Cafeteria-style service is actually buffet style. You pay at the end of the food serving stations. At some, your plate is weighed at the end of the serving line, and you pay by weight of food you have taken.
Casinos in America put on extravagant buffets every day.
A smörgåsbord is a Swedish buffet; it means literally a (board) or table of sandwiches.
Home buffets let you bypass the requirement for “formal seating.” And because all the food is placed up at once, the host or hostess is free up for other chores. As a side bonus, a buffet allows for the display of a home’s best serving dishes and utensils.
Ideally, arrange the setup of your buffet table so that people can serve themselves from both sides of the table.
It is best to place cutlery and napkins at the end, so that people don’t have to carry them while also trying to serve themselves. It is a good idea to roll all the cutlery a guest will need up in a napkin, so they only have one thing to carry away with them. If guests aren’t going to have anywhere to properly sit with their plate, then don’t serve foods that totally require a knife to eat them with.
Right before the cutlery, offer rolls, condiments, butter, etc.
At home, desserts and coffee can be served on a separate table, or put out when the savouries have been cleared from the buffet table. Put beverages away from the food, to create different traffic streams and avoid a traffic jam.
For food safety reasons, as well as to keep food appealing, keep hot foods hot, and cold foods cold. Use crock pots, chafing dishes, warming trays, etc to warm food. Cold foods can be put in bowls or on plates of ice.
It is a good idea when replenishing food to set it out in clean dishes, rather than topping up serving dishes already out. It will look better, minus leftover crumbs and wilted lettuce leaves and, after all, someone might have sneezed on the platter.
The term “Buffet” comes from France. Buffet originally referred to, and still does in a furniture sense, a sideboard from which food was served and on which expensive serving dishes were displayed. It later came to mean the style of serving as well.
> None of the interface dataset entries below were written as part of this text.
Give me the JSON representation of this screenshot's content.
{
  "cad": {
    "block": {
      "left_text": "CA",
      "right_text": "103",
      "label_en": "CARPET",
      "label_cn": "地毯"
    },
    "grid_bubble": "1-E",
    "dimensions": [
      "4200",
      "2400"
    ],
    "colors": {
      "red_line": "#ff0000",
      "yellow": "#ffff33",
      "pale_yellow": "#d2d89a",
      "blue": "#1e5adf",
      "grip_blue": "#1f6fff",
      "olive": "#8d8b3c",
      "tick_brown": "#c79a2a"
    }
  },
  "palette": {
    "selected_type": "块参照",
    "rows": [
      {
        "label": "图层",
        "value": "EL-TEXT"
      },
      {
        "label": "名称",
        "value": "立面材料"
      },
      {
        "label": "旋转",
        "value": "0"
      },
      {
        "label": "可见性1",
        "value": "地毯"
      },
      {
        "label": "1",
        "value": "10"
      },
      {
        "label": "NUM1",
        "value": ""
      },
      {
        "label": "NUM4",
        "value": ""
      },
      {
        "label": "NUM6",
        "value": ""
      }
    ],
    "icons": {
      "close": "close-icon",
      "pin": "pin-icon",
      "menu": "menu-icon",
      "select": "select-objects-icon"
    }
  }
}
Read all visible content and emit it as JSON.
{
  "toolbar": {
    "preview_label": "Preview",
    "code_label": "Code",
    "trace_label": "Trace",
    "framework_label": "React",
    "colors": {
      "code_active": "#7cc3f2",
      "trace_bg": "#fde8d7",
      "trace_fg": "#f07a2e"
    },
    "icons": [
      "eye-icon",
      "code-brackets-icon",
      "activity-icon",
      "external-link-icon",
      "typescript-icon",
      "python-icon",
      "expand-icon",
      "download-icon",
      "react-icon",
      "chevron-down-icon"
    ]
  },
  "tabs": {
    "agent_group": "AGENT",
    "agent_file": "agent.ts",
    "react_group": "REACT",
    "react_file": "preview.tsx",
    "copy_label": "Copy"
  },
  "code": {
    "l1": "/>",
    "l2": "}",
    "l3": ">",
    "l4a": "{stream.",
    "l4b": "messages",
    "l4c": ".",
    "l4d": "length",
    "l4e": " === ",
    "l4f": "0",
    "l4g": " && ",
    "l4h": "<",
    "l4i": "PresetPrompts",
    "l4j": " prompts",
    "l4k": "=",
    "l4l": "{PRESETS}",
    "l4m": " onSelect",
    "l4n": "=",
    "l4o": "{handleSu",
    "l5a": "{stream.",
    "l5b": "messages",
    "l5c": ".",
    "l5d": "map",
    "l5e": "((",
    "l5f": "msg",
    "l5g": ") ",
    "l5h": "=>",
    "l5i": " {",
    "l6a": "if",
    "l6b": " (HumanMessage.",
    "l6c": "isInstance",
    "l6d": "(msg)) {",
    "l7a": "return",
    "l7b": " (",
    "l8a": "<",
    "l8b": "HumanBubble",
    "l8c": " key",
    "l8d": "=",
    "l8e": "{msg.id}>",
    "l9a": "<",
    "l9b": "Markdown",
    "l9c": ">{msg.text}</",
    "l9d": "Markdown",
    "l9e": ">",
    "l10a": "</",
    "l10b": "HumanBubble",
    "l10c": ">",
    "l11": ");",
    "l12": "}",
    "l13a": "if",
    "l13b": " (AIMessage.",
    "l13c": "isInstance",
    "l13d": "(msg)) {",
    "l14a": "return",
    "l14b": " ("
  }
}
At the start of the 1800s, the serving style became popular in grand homes in England for breakfast. It allowed more privacy at breakfast because fewer staff were needed in the room to server.
Pullman introduced its “Buffet Cars” in the early 1880s.
At a restaurant, having a buffet split up into different stations serving different foods, which is called a “scatter buffet”, was pioneered by HomeTown Buffet.
It’s not entirely clear who introduced the first commercial “all you can eat” buffet. Some say it was a Herb Macdonald in 1946. But there’s confusion as to whether he introduced it at an unnamed hotel in Minneapolis, or whether he was from Minneapolis and introduced it at the El Rancho Hotel in Las Vegas. Alternatively, some credit it to Beldon Katleman (1914 – 1988), owner of the same El Rancho Hotel, in 1947. In this version, he called it “Midnight Chuck Wagon Buffet” and it was all you can eat for one dollar.
The first all you can eat” buffet in the UK was introduced in 1990 at Big Lukes in Newcastle Upon Tyne.
Literature & Lore
“THE salt mines of Poland, it is stated are the most beautiful and on the largest scale in the world. Visitors walk over four miles in the long open galleries, and there are many that have not been entered for years. These galleries undermine a whole town, and are places of popular amusement, where bands play, balls are given, and refreshment on any scale may be had at the buffet.” — Defiance Democrat. Defiance, Ohio. 22 February 1873. Page 1.
“HORSESHOE HOTEL, 264, 265, 266, 267, Tottenham Court Road. Now Open. Horseshoe Buffet, Horseshoe Oyster Bars, Horseshoe Private Sitting Rooms.” — Advertisement in Anglo American Times. London, England. 7 January 1876. Page 27.
“Buffet-style entertaining is replacing sit-down dinner.” — Clementine Paddleford in a 1956 memo to William I. Nichols, managing editor of This Week Magazine. As quoted in Alexander, Kelly and Cynthia Harris. “Hometown Appetites.” New York: Gotham Books. 2008. Page 188.